Martin Schwartz, fondly known as “Buzzy” by trading enthusiasts, is a famous Wall Street trader who made a fortune trading stocks, futures and options. He is known for winning the U.S. Investing Championship in 1984 by bringing his $40,000 account all the way up to $20 million. He is a big advocate of moving averages and trading based on divergences, citing that he had used fundamental analysis primarily for nine years but made money when he shifted to technical trading.
Mark D. Cook, another winner of the U.S. Investing Championship, shares that his turnaround to success was his development of the Cumulative Tick Indicator. This is based on the number of NYSE stocks whose last trade was an uptick minus the number whose last trade was a downtick, thereby functioning as an indicator for an overbought or oversold market.
President and CEO of Alpha Financial Technologies Victor Sperandeo also credits technical analysis and proper risk management as crucial parts of his success. He has had a string of 18 profitable years at an average return of 72% using a life expectancy component to bullish or bearish moves, eventually creating the Diversified Trends Indicator, the Commodity Trends Indicator, and the Financial Trends Indicator.
Reviewing Forbes’ lists of richest investors also shows that market technicians have been able to score several spots. In 2012, James Simons or the “Quant King” made it to the 82nd spot with 11 billion USD in net worth. He is a mathematician and founder of Renaissance Technologies, which is a hedge fund that uses computer algorithms to analyse and trade securities. To be sure, Simons does not make trades based off of simple RSI readings, Elliot Wave or MACD signals but he is using a much more advanced for of quantitative analysis that could conceivably be referred to as technical analysis.
Not too far behind is Bridgewater Associates founder Ray Dalio who makes use of technical analysis to identify mispriced assets based on fundamental information. When it comes to making investment decisions, his fund employs well-defined systems and processes that are back-tested and stress-tested across different time periods.
Paul Tudor Jones

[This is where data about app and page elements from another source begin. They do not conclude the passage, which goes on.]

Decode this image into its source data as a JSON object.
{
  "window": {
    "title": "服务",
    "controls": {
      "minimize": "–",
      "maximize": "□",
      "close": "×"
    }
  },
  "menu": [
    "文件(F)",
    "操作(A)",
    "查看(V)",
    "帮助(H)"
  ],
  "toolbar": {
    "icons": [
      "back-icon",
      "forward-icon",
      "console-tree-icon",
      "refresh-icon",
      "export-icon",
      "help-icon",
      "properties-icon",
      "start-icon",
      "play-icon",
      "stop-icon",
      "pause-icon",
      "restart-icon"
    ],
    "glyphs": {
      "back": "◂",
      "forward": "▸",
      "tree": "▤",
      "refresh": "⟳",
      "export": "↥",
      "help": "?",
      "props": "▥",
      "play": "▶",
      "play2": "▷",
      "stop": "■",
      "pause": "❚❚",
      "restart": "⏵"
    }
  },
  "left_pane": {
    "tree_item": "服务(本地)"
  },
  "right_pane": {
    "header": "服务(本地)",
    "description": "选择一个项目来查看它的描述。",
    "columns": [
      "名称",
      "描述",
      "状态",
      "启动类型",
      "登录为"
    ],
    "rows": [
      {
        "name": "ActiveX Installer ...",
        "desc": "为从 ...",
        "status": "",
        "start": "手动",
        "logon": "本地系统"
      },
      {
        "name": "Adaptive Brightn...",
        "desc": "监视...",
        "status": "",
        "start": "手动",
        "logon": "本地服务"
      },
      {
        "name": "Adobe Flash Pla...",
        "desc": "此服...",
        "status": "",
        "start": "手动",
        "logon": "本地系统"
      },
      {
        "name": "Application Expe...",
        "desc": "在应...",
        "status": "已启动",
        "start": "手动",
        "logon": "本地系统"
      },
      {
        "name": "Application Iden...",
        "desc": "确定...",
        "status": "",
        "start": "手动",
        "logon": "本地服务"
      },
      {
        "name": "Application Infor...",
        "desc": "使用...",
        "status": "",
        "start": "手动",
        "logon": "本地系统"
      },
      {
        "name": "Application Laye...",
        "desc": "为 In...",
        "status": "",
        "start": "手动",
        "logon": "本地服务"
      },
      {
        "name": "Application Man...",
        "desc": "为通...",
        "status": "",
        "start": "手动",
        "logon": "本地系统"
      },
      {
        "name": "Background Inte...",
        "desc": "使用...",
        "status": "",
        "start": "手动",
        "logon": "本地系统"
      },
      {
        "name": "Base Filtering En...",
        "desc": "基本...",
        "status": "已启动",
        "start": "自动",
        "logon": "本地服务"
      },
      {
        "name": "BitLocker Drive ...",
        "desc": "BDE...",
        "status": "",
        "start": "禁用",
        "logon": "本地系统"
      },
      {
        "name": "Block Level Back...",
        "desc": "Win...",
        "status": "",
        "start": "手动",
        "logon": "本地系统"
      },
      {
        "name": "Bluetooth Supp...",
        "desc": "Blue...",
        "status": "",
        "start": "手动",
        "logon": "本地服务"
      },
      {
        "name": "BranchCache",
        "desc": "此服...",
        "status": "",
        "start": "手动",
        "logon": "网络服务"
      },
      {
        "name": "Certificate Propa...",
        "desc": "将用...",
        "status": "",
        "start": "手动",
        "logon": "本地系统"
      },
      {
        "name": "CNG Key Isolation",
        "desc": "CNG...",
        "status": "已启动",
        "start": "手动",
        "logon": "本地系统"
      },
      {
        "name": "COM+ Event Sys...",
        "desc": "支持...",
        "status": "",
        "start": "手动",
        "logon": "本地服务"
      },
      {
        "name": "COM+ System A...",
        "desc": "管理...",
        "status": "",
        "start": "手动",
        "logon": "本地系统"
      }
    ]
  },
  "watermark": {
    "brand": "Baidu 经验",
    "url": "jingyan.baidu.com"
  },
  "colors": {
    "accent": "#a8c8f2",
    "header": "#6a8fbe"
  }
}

Paul Tudor Jones II, who created the Tudor Investment Corp in 1983 with just $300,000 under management, saw its assets rise to $12 billion by 2012 at an annual return of 24%. He is known for predicting the 1987 stock market crash based on his analysis of how derivatives were being used then. He is a swing trader, trend-follower, and makes use of Elliott Wave analysis, believing that price moves first and fundamentals come second.
Finally, David Harding of Winton Capital employs trend following methods and statistical modelling to trade futures and stocks and has been in operation since 1997, managing over $30 billion in assets. Winton uses the scientific method to develop advanced investment systems many of which are based on relatively simple concepts.
It is probably true that the golden years of technical analysis are behind us. The rise of technology means that many simple patterns have been arbitraged out of profitability. Therefore it’s no longer enough to look at a couple of indicators on a chart and hope to make money from your trades. That being said, it’s fair to say that advanced methods of technical analysis are still being used in the markets and traders with vast experience are able to prosper with simple methods of TA.
From these examples, it’s fair to say that there are hedge funds and investment firms that do use technical analysis at varying degrees, sticking to strategies that have proved profitable in the past and they continue to do so.